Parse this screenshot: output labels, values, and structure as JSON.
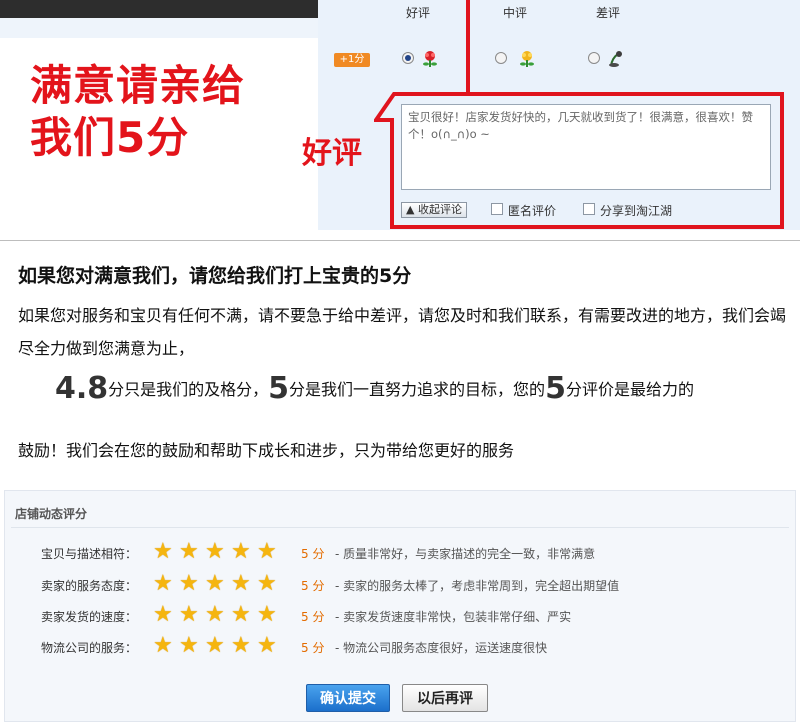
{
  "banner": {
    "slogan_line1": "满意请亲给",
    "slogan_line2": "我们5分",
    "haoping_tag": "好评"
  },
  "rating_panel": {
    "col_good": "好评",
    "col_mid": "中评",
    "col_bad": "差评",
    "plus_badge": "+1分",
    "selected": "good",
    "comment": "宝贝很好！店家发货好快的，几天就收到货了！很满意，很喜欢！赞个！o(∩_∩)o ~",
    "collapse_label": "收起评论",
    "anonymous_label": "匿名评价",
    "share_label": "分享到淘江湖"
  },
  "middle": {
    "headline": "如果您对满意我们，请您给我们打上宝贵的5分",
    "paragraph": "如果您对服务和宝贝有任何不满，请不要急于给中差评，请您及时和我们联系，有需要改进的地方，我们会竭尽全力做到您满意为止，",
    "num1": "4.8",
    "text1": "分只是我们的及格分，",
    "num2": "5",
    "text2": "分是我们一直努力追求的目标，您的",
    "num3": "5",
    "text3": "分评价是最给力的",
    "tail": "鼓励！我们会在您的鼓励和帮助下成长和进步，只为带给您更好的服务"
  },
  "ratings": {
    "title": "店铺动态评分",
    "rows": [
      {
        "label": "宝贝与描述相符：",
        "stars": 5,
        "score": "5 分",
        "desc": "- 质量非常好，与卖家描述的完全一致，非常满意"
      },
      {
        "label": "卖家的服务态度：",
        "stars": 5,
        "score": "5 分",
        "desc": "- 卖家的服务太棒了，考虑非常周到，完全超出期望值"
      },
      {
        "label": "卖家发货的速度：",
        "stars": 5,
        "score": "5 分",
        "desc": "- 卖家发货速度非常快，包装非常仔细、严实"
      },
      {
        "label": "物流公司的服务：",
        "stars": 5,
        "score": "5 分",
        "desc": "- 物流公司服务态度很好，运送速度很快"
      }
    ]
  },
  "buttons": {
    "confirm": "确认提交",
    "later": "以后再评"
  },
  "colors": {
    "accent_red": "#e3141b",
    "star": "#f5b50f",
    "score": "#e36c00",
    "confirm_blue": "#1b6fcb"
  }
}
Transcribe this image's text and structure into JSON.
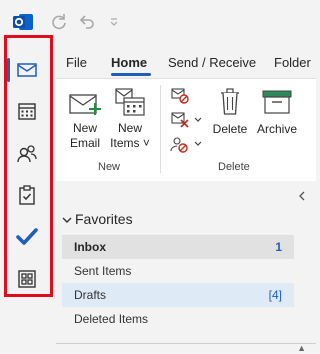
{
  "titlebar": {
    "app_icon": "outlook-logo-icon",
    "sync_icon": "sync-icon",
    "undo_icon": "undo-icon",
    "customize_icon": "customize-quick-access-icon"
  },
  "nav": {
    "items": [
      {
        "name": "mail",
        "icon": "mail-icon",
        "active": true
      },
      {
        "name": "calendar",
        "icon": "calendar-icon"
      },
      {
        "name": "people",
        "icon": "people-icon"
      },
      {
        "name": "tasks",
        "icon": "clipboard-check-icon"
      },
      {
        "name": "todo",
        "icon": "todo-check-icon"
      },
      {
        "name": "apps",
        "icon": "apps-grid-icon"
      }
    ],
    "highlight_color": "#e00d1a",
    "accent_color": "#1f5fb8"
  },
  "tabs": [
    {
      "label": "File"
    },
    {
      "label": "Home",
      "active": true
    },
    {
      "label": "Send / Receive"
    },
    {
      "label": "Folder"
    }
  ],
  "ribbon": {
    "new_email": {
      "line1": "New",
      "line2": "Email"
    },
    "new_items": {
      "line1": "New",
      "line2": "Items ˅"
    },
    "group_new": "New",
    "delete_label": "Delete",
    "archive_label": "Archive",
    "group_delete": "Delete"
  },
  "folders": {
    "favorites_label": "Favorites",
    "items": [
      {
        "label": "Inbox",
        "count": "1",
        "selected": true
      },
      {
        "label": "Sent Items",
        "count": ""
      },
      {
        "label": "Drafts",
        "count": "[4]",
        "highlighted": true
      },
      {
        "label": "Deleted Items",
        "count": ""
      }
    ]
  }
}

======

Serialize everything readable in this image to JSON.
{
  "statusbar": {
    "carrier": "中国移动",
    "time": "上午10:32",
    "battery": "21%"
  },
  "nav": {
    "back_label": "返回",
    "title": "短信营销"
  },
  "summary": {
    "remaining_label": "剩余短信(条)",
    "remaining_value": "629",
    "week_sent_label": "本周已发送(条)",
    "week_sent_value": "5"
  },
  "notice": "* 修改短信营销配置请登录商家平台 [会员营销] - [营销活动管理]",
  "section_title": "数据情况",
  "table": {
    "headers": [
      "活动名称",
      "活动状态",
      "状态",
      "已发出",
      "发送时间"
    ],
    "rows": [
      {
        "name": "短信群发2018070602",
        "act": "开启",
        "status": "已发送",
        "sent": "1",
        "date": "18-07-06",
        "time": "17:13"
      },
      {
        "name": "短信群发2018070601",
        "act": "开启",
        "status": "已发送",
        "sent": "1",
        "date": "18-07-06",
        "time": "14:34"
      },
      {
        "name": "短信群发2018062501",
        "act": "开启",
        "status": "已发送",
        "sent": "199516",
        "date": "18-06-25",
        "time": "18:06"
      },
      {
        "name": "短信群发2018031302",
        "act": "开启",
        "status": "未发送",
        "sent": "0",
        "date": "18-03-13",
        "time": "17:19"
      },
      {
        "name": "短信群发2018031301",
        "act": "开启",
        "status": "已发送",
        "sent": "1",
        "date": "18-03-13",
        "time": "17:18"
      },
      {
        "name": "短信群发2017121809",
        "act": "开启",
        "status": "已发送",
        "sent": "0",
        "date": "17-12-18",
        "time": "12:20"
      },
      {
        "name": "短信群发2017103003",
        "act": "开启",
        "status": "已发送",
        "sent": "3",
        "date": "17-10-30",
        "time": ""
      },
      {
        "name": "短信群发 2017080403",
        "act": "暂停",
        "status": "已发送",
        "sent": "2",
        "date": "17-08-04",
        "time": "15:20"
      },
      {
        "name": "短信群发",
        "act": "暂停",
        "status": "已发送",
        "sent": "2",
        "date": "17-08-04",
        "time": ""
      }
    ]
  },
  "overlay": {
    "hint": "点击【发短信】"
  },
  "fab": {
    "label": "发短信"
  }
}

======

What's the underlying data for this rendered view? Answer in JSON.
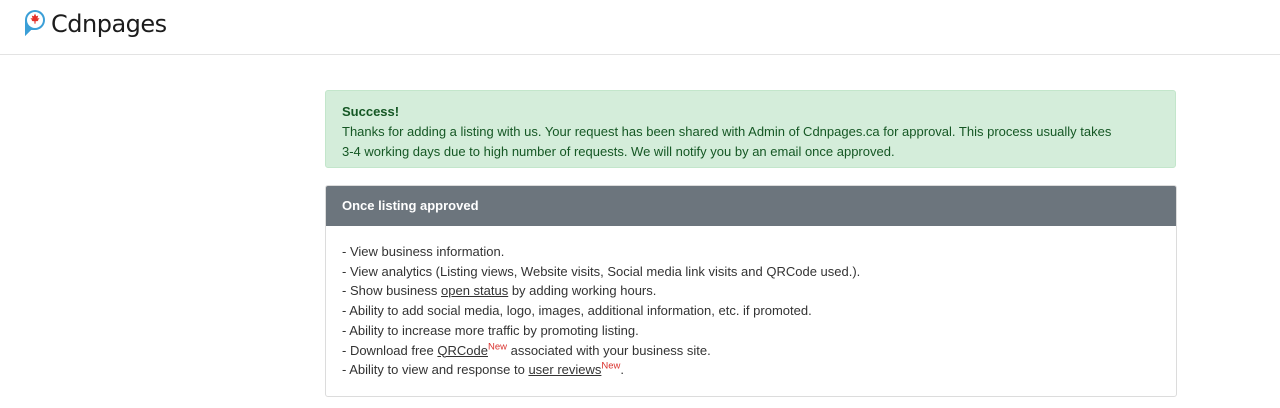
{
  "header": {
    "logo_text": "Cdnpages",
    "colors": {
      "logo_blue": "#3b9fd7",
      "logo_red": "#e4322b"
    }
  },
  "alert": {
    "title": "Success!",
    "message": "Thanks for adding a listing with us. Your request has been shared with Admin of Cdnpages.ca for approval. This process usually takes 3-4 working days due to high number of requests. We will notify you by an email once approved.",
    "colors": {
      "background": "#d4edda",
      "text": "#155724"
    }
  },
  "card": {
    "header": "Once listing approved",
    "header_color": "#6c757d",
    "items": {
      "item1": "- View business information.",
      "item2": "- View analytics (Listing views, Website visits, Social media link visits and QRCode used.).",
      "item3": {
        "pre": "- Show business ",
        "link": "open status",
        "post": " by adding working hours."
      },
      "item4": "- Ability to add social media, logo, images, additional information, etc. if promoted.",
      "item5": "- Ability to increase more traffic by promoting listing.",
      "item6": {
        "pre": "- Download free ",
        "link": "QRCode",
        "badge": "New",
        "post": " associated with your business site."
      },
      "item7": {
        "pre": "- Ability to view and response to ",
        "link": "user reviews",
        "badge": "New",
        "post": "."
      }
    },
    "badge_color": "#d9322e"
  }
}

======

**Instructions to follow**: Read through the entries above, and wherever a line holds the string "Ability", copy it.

**Answer to the problem**:
      "item4": "- Ability to add social media, logo, images, additional information, etc. if promoted.",
      "item5": "- Ability to increase more traffic by promoting listing.",
        "pre": "- Ability to view and response to ",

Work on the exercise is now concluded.